Many database security projects arrive DOA because database administrators and security pros aren't singing the same tune.
As more organizations act to protect data at its most fundamental state, within the database, one of the biggest challenges that they run into is a people problem. In order to truly mitigate data risks, security teams need to learn to not only play nice with their database administrators, but to make them meaningful stakeholders in securing the databases they're entrusted to manage. That takes education, respectful conversations, and a willingness from both parties to open their minds a bit, experts say.
"There's a shift going on where [as an industry] we're changing our database security practices and we're starting to focus on that lost realm of the database security," said Josh Shaul, CTO of Application Security. "The folks who 'own' that database, the database administrators (DBAs), are finding their worlds changing in a significant way, and some of the freedoms that they've had are being taken away from them in order to do the security stuff. From my experience, I've seen that dynamic really create a gap in understanding or perspective between the DBA and security team that often has led organizations to get stuck in the muck around the area of database security."
The perception gap stems largely from a divergence in technology backgrounds.
"Often the DBA's focus is on performance and tuning and often many of them haven't been trained on security. They do their best and they're trying to learn it on the fly," said Scott Laliberte, managing director at Protiviti. "On the flipside, a lot of the security professionals out there do not have good database skills. They tend to be operating system, network, and application folks, and you can get security folks providing recommendations that aren't real practical or can introduce a problem within the database. The DBAs, therefore, fight them very hard."
According to Larry Whiteside, CISO for Visiting Nurse Service of New York, the way a lot of security controls work necessarily require some form of performance overhead within the database.

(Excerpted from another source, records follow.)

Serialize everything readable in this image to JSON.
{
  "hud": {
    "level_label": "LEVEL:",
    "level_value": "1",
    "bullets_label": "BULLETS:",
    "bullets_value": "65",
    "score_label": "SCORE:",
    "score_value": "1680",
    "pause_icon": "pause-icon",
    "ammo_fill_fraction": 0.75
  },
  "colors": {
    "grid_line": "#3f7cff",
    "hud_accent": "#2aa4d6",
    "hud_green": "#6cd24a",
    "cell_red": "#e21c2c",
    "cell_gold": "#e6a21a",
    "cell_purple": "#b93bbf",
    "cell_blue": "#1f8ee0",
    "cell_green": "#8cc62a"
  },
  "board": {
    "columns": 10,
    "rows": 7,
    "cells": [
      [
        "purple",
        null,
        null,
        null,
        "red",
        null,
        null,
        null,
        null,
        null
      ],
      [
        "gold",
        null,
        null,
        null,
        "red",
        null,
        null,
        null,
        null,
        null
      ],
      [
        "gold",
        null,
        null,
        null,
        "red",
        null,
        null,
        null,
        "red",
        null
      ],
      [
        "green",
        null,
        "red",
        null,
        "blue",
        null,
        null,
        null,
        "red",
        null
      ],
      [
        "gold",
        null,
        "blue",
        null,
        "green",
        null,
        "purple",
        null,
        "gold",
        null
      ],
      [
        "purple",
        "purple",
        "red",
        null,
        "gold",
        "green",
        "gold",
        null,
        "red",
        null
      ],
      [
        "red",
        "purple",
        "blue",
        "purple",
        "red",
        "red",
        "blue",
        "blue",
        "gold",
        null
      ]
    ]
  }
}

It is only natural for the kneejerk reaction from DBAs to be somewhat negative.
Role-based access control based on least user privilege is one of the most effective ways to prevent the compromise of corporate data. Our new report explains why proper provisioning is a growing challenging, due to the proliferation of "big data," NoSQL databases, and cloud-based data storage. Download the report now. (Free registration required.)
Published: 2014-09-22 Multiple cross-site scripting (XSS) vulnerabilities in Baby Gekko before 1.2.2f allow remote attackers to inject arbitrary web script or HTML via the (1) id parameter to admin/index.php or the (2) username or (3) password parameter in blocks/loginbox/loginbox.template.php to index.php. NOTE: some o...
Published: 2014-09-22 Cobham Aviator 700D and 700E satellite terminals use an improper algorithm for PIN codes, which makes it easier for attackers to obtain a privileged terminal session by calculating the superuser code, and then leveraging physical access or terminal access to enter this code.
Published: 2014-09-22 Cross-site scripting (XSS) vulnerability in spacewalk-java 1.2.39, 1.7.54, and 2.0.2 in Spacewalk and Red Hat Network (RHN) Satellite 5.4 through 5.6 allows remote attackers to inject arbitrary web script or HTML via a crafted request that is not properly handled when logging.
Published: 2014-09-22 Off-by-one error in D-Bus 1.3.0 through 1.6.x before 1.6.24 and 1.8.x before 1.8.8, when running on a 64-bit system and the max_message_unix_fds limit is set to an odd number, allows remote attackers to cause a denial of service (dbus-daemon crash) or possibly execute arbitrary code by sending one m...